It’s also a perfect antidote to my yearly post Tour de France let down. Yes, I will find purpose and joy apart from speculation and trash talk from Le Tour.


Among the lakes above Rollins Pass at 12,200′




Habitat  500: Century Day 

A man receives help after 100 miles

 It stopped raining long enough to squeeze in a century (100 mile) ride. In place of rain we had wind and clouds. We had LOTS of wind. Here in the Midwest we don’t have mountains to challenge us…we have wind. Stories are told of settlers (not those who settle for cable) who lost their minds from the endless howling of prairie winds. Hence, there are two seasons: cold and windy or less cold and windy.

If you want to train for mountain riding, ride into a stiff headwind until you lose your mind. It doesn’t take long. 

I decided to do just that, and pulled like a mad man for 22 miles after rest stop #2. In the process I used myself up with 25 miles to go. Call it a tactical mistake…or call it dumb, but that’s what I did. No amount of food can cure this. You just have to limit your losses and ride with empty legs, while simultaneously trying to think of something else. ANYTHING else.

The next best thing is to find a group and ride in their draft – way in the back, where you don’t have to do much.

This I did.

Habitat  500: Day 3

Good days often end with pizza

The bicycle is quite an amazing invention. It strings together moments of hard work, elation, tiredness and awe: and weaves them into a unique daily tapestry. There’s not much predictability in cycling…the road sees to that.

Pedaling indoors has great training value do to it’s  sameness. You can isolate one skill and work it until it becomes second nature. But the storyline is limited…the carpeting and pictures never change. For that, we have the undulating cadence of the open road. Stories are written; memories are made.

And so it was again today. I greeted several roads I’ve known on many other days, except it was TODAY. It was my one shot to enjoy the gift of the right now. Instead of trying to get it over with, I received 80.1 miles of impossibly blue northern  skies and following winds.

Today was a good day.

Habitat 500…a second day


The party was just getting rolling at rest stop #1

We woke up this morning at 4:10. The lights came on in the gym and a Habitat volunteer said, Please move to a tornado shelter…the sirens have already gone off in town. Far be it that any of us would depart for the nether regions of McGregor high school [GO MERCS!] without our phones. Soon we had live radar.
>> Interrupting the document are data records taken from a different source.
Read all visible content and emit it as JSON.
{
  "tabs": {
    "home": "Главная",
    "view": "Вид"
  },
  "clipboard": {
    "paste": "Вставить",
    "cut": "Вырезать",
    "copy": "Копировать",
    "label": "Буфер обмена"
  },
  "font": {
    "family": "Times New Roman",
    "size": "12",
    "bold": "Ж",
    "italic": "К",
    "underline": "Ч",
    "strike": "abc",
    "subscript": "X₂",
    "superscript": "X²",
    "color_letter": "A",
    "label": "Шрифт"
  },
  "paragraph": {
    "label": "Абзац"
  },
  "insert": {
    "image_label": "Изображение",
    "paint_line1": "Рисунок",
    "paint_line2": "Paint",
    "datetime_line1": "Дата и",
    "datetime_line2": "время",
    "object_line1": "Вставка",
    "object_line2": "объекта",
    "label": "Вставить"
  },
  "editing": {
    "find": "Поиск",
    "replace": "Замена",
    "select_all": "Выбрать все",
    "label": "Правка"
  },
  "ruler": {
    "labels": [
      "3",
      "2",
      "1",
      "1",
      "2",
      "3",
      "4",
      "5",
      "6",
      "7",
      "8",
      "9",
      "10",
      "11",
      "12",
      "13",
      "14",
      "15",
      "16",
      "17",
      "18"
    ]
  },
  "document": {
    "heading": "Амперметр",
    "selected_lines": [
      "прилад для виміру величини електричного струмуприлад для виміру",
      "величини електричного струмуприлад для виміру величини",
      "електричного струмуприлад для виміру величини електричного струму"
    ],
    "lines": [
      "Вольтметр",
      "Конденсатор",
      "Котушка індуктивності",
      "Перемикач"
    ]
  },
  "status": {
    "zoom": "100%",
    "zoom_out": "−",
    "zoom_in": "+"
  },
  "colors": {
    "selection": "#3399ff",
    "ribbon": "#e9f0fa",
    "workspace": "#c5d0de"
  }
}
A line of thunderstorms with several angry red blotches stretched all the way from the North Dakota border.

IMG_00112 HOURS LATER…Anticipating a challenging day ahead, after pedaling 4 minutes I spied a blue neon sign that announced the words ESPRESSO and OPEN, and promptly dismounted to go get a double…with whippy. Fortified, I donned my helmet and got on the road – most likely the last rider to leave town. Most likely I was the most caffeinated rider to leave town.

Yesterday’s rain was a minor affair compared to what we faced this morning. Within minutes the squishy feeling returned to my just recently dried cycling shoes. As the intensity picked up, I couldn’t see through my prescription cycling glasses. So I stuffed them in my pocket and made do with squinting for the last 50 miles. I didn’t always recognize who I was talking to, but I could see well enough to stay on course.
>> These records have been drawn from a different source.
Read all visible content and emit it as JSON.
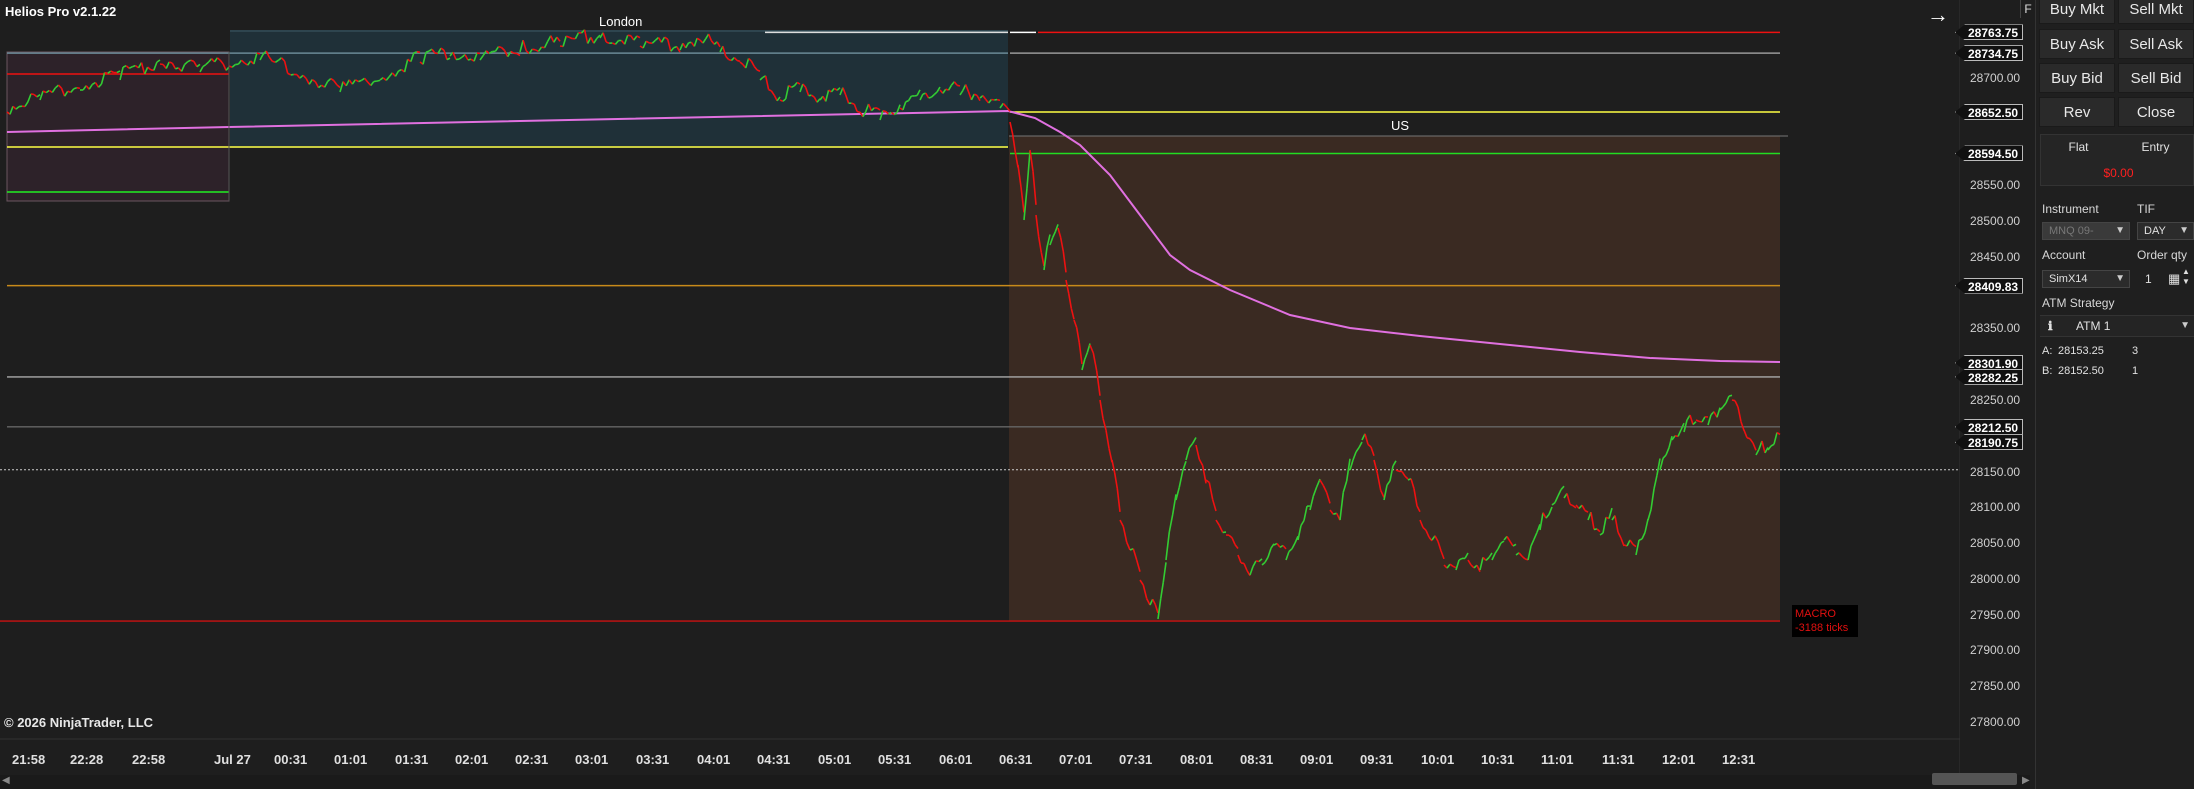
{
  "app": {
    "title": "Helios Pro v2.1.22",
    "copyright": "© 2026 NinjaTrader, LLC"
  },
  "sessions": {
    "london": "London",
    "us": "US"
  },
  "macro": {
    "label": "MACRO",
    "ticks": "-3188 ticks"
  },
  "price_tags": [
    {
      "value": "28763.75",
      "price": 28763.75,
      "color": "#111111"
    },
    {
      "value": "28734.75",
      "price": 28734.75,
      "color": "#111111"
    },
    {
      "value": "28652.50",
      "price": 28652.5,
      "color": "#111111"
    },
    {
      "value": "28594.50",
      "price": 28594.5,
      "color": "#111111"
    },
    {
      "value": "28409.83",
      "price": 28409.83,
      "color": "#111111"
    },
    {
      "value": "28301.90",
      "price": 28301.9,
      "color": "#111111"
    },
    {
      "value": "28282.25",
      "price": 28282.25,
      "color": "#111111"
    },
    {
      "value": "28212.50",
      "price": 28212.5,
      "color": "#111111"
    },
    {
      "value": "28190.75",
      "price": 28190.75,
      "color": "#111111"
    }
  ],
  "price_axis": [
    "28700.00",
    "28550.00",
    "28500.00",
    "28450.00",
    "28350.00",
    "28250.00",
    "28150.00",
    "28100.00",
    "28050.00",
    "28000.00",
    "27950.00",
    "27900.00",
    "27850.00",
    "27800.00"
  ],
  "time_axis": [
    "21:58",
    "22:28",
    "22:58",
    "Jul 27",
    "00:31",
    "01:01",
    "01:31",
    "02:01",
    "02:31",
    "03:01",
    "03:31",
    "04:01",
    "04:31",
    "05:01",
    "05:31",
    "06:01",
    "06:31",
    "07:01",
    "07:31",
    "08:01",
    "08:31",
    "09:01",
    "09:31",
    "10:01",
    "10:31",
    "11:01",
    "11:31",
    "12:01",
    "12:31"
  ],
  "panel": {
    "buy_mkt": "Buy Mkt",
    "sell_mkt": "Sell Mkt",
    "buy_ask": "Buy Ask",
    "sell_ask": "Sell Ask",
    "buy_bid": "Buy Bid",
    "sell_bid": "Sell Bid",
    "rev": "Rev",
    "close": "Close",
    "position": "Flat",
    "entry": "Entry",
    "pnl": "$0.00",
    "instrument_label": "Instrument",
    "instrument_value": "MNQ 09-",
    "tif_label": "TIF",
    "tif_value": "DAY",
    "account_label": "Account",
    "account_value": "SimX14",
    "qty_label": "Order qty",
    "qty_value": "1",
    "atm_label": "ATM Strategy",
    "atm_value": "ATM 1",
    "ask_label": "A:",
    "ask_price": "28153.25",
    "ask_size": "3",
    "bid_label": "B:",
    "bid_price": "28152.50",
    "bid_size": "1",
    "f_label": "F"
  },
  "colors": {
    "bull": "#33cc33",
    "bear": "#ee1111",
    "vwap": "#e070e0",
    "macro_zone": "#3a2a22"
  }
}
Cool weather, rain, wind and a shoulder with a rumble strip and 18 inches of crumbly pavement made for an anxious 60 minutes before rest stop #2. If you don’t know what I mean, try walking 21 miles in an 18 inch wide path. If you step out of the box, you get run over by a pulp truck…or a 35 foot Winnebago towing a boat. Anyway, you get the picture.

Having once been hit by a pig truck, I am quite possibly a little sensitive in this matter. To this day I cannot tell which is more frightening: having PIG TRUCK on my headstone, or hugging another overweight bearded man with chewing tobacco tracks on his shirt. Concentration and precise bike handling were the order of the day.

68 miles. 19.4 mph average. Tomorrow may there be sun.